n Propaganda and Persuasion, Canadian historian Jennifer Anderson explores the origins, activities and impact of the Canadian Soviet Friendship Society, a Cold War organization that existed from 1949 to 1960). As a high school student, Anderson became interested in the Soviet Union, which had ceased to exist by the time she entered university.
Undoubtedly, it’s rather nice to think that others are toiling away while we read about them, and the similarities and differences with our own working lives emerge with unusual clarity: occupations do not have to be exotic or abstruse for us to find them fascinating. An Accidental Profession is all about work: its organization and administration, what it does to people, the power of the corporation, our ambivalent relationships with our co-workers.
The title to his newest and third book, If I Understood You, Would I Have This Look on My Face? and its subtitle, “My Adventures in the Art and Science of Relating and Communicating” reflects an intellectual sensibility conveyed clearly and directly. It underscores the very points he is trying to make in this book. Alda has a gift for speaking about lofty ideas in layman’s terms, and his fervor for his subject matter shines through. This passion is at the heart of what engages us.
There’s never been a more welcoming time in America than now for irreverent social satire, such as embraced by Ian Woollen’s latest called Muir Woods Or Bust. It winks and grins slyly as you determine to pick it up, a premonition of what you’ll soon be engaged in doing. I certainly welcome Woollen’s earthy, ground-shaking wit on display in its pages and you likely will also.
Lazar is the master of the extended series, building his characters over years, slowly and richly so they become real to the reader. Little by little the characters backstories are revealed, even as we move forward in time and meet children and grandchildren. For readers coming back to the stories, there are plenty of ‘easter eggs’ or references to pick up on.
As described by the publisher, that is an ambitious undertaking for any writer – especially perhaps for a male writer – and one that requires immense artistry and intelligence. Earle has these things in abundance, and he uses them to compelling effect. Many of these stories are gems of the form; they feel inevitable, surprising, effortless.
Signs speak, horror rises through the floorboards, Hedge-Triffids surround the houses, and children poke sticks at dead possums. There is everywhere a clash between life and death; decay and renewal. Though Goodbye, Cruel explores painful places in a way that cuts deeply, ultimately the work is affirmative, moving back and forth into the particular and outwards into the universal. Smith does an exceptional job of bridging the gap between the absurd, the tragic and the domestic, turning it all into something tender and sublime.
There is something instinctual here, with freedom at the base. Perhaps this is why Cardona features animals in her poetry. They remind us that we too are instinctual and that this part of us can be in motion more often if less constrained by the mind. But we must not move away too quickly from the mind. Imagination lives there. This lesson, too, is in Cardona’s work, as the poet is “gardener of memories” (Ouranoupolis Pantoum 45).

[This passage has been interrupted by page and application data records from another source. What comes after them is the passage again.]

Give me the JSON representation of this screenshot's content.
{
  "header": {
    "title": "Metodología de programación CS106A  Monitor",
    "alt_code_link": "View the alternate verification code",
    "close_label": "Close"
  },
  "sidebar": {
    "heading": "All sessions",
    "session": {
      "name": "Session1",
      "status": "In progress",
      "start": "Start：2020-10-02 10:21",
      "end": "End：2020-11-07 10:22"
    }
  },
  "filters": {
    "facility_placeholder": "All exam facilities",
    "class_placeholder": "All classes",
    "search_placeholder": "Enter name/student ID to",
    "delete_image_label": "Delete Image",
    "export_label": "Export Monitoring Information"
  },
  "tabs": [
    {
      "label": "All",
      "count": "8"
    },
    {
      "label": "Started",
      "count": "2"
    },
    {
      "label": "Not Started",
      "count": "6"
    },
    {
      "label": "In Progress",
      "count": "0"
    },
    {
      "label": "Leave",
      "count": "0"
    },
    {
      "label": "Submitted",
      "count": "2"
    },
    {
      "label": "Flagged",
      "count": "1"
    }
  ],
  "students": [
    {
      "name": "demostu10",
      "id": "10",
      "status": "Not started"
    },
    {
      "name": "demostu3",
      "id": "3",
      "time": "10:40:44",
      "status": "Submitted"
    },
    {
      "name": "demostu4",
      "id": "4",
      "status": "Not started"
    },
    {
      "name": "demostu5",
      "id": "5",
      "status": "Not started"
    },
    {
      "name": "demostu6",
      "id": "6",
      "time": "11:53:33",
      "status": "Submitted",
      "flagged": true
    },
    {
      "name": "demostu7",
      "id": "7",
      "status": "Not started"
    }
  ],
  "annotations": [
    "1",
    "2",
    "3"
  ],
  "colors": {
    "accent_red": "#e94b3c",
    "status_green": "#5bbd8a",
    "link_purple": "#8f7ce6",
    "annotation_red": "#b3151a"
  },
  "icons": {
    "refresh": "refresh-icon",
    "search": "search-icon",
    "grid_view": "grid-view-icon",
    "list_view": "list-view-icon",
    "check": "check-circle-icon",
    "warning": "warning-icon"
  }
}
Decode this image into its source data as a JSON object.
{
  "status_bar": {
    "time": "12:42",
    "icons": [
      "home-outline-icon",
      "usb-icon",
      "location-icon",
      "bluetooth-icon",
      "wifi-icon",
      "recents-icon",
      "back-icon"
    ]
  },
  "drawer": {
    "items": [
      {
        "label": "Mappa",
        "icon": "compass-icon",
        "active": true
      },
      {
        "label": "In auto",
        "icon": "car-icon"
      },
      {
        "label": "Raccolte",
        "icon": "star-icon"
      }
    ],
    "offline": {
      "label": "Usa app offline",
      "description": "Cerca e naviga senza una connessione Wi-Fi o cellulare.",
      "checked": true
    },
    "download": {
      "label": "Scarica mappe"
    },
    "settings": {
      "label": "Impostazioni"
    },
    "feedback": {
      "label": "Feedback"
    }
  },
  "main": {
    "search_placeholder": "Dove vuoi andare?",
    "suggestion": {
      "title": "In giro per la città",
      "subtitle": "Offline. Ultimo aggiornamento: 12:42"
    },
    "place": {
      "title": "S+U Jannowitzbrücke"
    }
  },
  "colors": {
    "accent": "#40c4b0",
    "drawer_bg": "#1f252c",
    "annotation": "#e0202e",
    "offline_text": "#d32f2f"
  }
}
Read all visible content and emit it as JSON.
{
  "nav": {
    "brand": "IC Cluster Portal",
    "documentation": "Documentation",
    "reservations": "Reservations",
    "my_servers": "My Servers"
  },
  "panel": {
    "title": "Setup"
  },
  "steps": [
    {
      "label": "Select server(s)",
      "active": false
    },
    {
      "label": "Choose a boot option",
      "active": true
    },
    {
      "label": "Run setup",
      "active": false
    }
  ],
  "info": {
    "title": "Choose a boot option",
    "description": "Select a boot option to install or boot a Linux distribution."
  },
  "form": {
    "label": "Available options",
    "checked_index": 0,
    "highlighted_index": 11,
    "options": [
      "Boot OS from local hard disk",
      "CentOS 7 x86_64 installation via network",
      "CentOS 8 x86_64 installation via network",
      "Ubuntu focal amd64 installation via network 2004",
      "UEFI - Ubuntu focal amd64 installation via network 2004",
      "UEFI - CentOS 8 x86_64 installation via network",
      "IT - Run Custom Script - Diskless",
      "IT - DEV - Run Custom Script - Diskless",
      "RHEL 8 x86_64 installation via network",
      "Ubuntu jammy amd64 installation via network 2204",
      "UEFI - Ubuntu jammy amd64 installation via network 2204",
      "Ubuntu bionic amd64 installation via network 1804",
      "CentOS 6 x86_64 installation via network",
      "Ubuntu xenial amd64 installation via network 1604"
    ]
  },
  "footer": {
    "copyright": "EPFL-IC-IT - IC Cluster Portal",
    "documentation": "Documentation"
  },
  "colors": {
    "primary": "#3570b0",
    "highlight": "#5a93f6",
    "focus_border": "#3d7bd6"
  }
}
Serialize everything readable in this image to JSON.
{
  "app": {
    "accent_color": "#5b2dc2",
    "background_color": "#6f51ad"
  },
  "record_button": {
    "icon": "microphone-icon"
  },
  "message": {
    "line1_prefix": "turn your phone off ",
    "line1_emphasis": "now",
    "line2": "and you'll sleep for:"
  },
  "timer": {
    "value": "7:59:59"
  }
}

This is the human condition: oddly shapen, oddly matched, solitary, inter-dependent, vulnerable, and always waiting for something to change. It’s repulsive and loveable all at once. Waiting is critically important – a novel that tells little and shows much, leaving its readers full of fresh insight.
It seems to me that Ramsey describes the timeless effects of our breaths mingling with the air, our trembling embrace of the universe. How could these not stretch beyond our present reality? His compulsion to bring forth life, in children as well as words, marks him as one of us, his frustrating circumstances as another layer of humanity’s story.